*Exercise details*. The expected result is every entry, retyped character for character.

Data about app and page elements
• • • • •

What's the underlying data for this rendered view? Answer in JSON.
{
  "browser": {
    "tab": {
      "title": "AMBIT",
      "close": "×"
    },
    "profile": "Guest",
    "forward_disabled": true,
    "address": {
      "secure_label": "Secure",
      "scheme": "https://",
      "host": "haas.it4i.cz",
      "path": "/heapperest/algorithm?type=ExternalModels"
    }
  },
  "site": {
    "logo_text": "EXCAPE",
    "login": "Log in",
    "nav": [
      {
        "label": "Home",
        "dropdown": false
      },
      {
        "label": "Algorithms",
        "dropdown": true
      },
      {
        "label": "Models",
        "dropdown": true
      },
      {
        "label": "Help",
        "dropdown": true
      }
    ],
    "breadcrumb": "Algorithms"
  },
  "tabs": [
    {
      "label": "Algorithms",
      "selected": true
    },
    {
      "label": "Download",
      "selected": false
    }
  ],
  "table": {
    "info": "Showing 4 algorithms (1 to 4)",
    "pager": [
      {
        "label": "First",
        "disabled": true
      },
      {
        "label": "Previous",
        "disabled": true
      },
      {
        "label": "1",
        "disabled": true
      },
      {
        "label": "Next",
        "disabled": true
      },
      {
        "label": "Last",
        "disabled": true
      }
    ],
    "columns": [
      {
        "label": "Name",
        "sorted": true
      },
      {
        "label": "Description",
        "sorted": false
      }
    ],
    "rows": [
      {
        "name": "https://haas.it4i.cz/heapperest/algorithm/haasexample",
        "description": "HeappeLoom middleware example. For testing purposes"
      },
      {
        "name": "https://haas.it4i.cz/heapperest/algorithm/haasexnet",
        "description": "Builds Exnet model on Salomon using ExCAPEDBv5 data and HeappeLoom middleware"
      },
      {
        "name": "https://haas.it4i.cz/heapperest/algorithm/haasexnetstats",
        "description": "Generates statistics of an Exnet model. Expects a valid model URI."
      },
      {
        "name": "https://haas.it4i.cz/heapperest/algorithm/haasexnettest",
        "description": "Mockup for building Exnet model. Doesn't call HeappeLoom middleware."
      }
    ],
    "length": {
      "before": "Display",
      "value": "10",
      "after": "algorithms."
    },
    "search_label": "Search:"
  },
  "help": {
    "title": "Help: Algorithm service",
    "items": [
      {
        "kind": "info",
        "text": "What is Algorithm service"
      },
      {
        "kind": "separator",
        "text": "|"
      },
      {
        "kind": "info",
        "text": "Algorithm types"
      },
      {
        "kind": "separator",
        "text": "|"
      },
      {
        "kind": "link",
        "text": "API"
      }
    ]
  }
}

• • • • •

*The answer*.
What's the underlying data for this rendered view? Answer in JSON.
{
  "browser": {
    "tab": {
      "title": "AMBIT",
      "close": "×"
    },
    "profile": "Guest",
    "forward_disabled": true,
    "address": {
      "secure_label": "Secure",
      "scheme": "https://",
      "host": "haas.it4i.cz",
      "path": "/heapperest/algorithm?type=ExternalModels"
    }
  },
  "site": {
    "logo_text": "EXCAPE",
    "login": "Log in",
    "nav": [
      {
        "label": "Home",
        "dropdown": false
      },
      {
        "label": "Algorithms",
        "dropdown": true
      },
      {
        "label": "Models",
        "dropdown": true
      },
      {
        "label": "Help",
        "dropdown": true
      }
    ],
    "breadcrumb": "Algorithms"
  },
  "tabs": [
    {
      "label": "Algorithms",
      "selected": true
    },
    {
      "label": "Download",
      "selected": false
    }
  ],
  "table": {
    "info": "Showing 4 algorithms (1 to 4)",
    "pager": [
      {
        "label": "First",
        "disabled": true
      },
      {
        "label": "Previous",
        "disabled": true
      },
      {
        "label": "1",
        "disabled": true
      },
      {
        "label": "Next",
        "disabled": true
      },
      {
        "label": "Last",
        "disabled": true
      }
    ],
    "columns": [
      {
        "label": "Name",
        "sorted": true
      },
      {
        "label": "Description",
        "sorted": false
      }
    ],
    "rows": [
      {
        "name": "https://haas.it4i.cz/heapperest/algorithm/haasexample",
        "description": "HeappeLoom middleware example. For testing purposes"
      },
      {
        "name": "https://haas.it4i.cz/heapperest/algorithm/haasexnet",
        "description": "Builds Exnet model on Salomon using ExCAPEDBv5 data and HeappeLoom middleware"
      },
      {
        "name": "https://haas.it4i.cz/heapperest/algorithm/haasexnetstats",
        "description": "Generates statistics of an Exnet model. Expects a valid model URI."
      },
      {
        "name": "https://haas.it4i.cz/heapperest/algorithm/haasexnettest",
        "description": "Mockup for building Exnet model. Doesn't call HeappeLoom middleware."
      }
    ],
    "length": {
      "before": "Display",
      "value": "10",
      "after": "algorithms."
    },
    "search_label": "Search:"
  },
  "help": {
    "title": "Help: Algorithm service",
    "items": [
      {
        "kind": "info",
        "text": "What is Algorithm service"
      },
      {
        "kind": "separator",
        "text": "|"
      },
      {
        "kind": "info",
        "text": "Algorithm types"
      },
      {
        "kind": "separator",
        "text": "|"
      },
      {
        "kind": "link",
        "text": "API"
      }
    ]
  }
}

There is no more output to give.